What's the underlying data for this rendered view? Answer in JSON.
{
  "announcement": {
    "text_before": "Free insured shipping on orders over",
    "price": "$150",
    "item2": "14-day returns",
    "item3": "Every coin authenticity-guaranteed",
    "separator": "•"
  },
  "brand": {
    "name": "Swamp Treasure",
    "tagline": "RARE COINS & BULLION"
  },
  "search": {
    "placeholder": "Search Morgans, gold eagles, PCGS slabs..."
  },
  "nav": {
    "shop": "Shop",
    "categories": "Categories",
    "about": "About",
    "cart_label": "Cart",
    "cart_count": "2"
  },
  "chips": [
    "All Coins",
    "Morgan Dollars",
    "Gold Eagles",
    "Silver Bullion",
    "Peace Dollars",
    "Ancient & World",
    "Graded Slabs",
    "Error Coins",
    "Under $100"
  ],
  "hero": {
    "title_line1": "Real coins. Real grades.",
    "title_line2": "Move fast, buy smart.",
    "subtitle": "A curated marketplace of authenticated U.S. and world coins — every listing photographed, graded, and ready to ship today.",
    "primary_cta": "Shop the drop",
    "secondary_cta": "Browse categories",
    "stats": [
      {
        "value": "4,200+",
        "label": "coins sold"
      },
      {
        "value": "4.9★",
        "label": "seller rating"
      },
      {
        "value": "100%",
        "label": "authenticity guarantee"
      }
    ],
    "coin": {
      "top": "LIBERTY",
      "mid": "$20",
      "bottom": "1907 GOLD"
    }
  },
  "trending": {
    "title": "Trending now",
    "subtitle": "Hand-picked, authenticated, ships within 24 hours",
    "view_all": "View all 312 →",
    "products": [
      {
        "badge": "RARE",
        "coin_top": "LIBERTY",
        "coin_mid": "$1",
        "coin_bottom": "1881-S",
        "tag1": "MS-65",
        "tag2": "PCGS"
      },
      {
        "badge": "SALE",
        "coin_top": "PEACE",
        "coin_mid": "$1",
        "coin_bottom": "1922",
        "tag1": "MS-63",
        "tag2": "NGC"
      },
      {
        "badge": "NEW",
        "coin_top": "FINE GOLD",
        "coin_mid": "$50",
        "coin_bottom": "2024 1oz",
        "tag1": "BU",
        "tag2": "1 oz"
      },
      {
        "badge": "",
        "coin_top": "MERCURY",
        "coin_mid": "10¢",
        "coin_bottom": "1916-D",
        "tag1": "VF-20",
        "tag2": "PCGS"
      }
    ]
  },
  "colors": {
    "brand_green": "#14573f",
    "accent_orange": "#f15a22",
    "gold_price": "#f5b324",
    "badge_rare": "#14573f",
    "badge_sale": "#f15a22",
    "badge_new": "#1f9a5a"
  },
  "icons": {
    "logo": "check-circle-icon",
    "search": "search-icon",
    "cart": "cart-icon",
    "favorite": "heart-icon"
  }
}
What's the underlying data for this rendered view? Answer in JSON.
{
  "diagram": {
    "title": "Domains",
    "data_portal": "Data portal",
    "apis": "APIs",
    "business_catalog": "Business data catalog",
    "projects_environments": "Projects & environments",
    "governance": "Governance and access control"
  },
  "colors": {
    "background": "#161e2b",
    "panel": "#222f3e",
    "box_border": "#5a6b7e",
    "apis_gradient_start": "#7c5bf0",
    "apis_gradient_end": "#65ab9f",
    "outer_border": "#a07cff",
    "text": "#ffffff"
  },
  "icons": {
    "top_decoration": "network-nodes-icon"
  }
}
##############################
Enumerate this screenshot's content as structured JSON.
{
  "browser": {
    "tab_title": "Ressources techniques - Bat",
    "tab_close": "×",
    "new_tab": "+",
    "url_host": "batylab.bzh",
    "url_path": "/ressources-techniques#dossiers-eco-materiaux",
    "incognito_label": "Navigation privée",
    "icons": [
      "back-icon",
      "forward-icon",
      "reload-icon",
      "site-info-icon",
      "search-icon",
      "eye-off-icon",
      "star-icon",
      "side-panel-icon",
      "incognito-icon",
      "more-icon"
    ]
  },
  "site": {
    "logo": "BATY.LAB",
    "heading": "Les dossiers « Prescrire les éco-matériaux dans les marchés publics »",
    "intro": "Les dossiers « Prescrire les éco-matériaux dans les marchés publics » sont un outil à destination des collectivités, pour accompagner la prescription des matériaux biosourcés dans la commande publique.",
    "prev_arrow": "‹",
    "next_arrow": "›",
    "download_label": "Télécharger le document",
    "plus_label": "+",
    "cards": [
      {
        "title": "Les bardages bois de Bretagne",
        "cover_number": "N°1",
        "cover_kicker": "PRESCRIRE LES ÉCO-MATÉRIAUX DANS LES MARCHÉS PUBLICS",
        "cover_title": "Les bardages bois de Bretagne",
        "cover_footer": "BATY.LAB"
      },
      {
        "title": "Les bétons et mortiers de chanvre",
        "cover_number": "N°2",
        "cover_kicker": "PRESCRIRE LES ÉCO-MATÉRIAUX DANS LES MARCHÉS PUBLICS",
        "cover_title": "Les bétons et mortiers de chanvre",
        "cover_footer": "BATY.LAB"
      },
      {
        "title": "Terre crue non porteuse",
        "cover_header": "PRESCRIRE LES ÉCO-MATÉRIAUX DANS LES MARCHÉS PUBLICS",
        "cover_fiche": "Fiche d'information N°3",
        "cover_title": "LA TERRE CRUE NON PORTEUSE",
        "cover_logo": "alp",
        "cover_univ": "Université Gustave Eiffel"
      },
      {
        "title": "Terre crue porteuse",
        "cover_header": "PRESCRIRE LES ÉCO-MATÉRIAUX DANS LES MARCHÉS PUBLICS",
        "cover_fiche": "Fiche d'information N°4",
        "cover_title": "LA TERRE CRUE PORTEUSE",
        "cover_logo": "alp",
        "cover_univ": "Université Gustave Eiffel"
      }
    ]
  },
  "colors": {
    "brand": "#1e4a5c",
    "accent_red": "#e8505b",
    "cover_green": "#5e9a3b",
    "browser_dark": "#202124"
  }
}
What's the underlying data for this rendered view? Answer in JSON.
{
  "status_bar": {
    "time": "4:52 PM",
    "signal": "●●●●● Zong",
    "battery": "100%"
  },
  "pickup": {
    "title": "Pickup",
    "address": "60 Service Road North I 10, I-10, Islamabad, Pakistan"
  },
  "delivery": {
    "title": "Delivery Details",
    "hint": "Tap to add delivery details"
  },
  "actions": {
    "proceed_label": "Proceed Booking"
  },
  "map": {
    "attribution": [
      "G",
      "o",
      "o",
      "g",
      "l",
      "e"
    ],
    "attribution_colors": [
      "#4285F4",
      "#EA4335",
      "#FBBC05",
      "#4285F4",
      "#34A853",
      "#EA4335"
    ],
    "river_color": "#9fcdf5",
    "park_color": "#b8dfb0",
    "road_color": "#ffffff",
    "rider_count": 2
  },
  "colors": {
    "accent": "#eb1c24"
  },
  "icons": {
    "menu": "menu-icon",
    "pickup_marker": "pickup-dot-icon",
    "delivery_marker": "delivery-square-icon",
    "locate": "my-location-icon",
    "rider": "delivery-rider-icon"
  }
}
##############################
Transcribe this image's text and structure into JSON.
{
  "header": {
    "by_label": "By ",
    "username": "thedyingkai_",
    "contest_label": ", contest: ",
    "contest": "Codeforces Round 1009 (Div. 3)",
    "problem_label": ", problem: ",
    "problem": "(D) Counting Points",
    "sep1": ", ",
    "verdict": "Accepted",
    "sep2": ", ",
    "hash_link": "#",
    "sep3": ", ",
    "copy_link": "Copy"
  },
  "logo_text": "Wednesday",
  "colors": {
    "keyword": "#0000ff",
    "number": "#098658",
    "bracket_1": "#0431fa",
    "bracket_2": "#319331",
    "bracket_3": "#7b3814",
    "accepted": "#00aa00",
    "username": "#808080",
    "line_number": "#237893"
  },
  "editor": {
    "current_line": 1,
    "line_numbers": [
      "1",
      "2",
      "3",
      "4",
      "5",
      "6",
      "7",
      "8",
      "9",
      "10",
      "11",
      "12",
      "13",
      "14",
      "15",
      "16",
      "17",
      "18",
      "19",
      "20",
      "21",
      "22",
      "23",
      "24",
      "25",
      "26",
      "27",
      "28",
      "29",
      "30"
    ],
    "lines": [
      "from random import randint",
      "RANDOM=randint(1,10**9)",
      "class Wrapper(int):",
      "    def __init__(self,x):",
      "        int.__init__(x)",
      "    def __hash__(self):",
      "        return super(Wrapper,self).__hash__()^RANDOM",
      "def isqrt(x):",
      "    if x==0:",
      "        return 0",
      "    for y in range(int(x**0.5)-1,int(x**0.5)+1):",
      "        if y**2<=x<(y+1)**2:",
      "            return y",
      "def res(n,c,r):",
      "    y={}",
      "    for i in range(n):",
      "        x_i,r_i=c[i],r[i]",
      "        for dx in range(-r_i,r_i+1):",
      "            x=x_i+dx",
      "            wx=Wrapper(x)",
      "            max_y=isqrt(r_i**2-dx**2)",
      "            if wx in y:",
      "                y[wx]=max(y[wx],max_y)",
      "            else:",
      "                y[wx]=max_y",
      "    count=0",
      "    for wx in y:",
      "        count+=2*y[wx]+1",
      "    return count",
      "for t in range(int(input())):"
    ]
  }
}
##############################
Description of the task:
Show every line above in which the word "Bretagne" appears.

Task result:
        "title": "Les bardages bois de Bretagne",
        "cover_title": "Les bardages bois de Bretagne",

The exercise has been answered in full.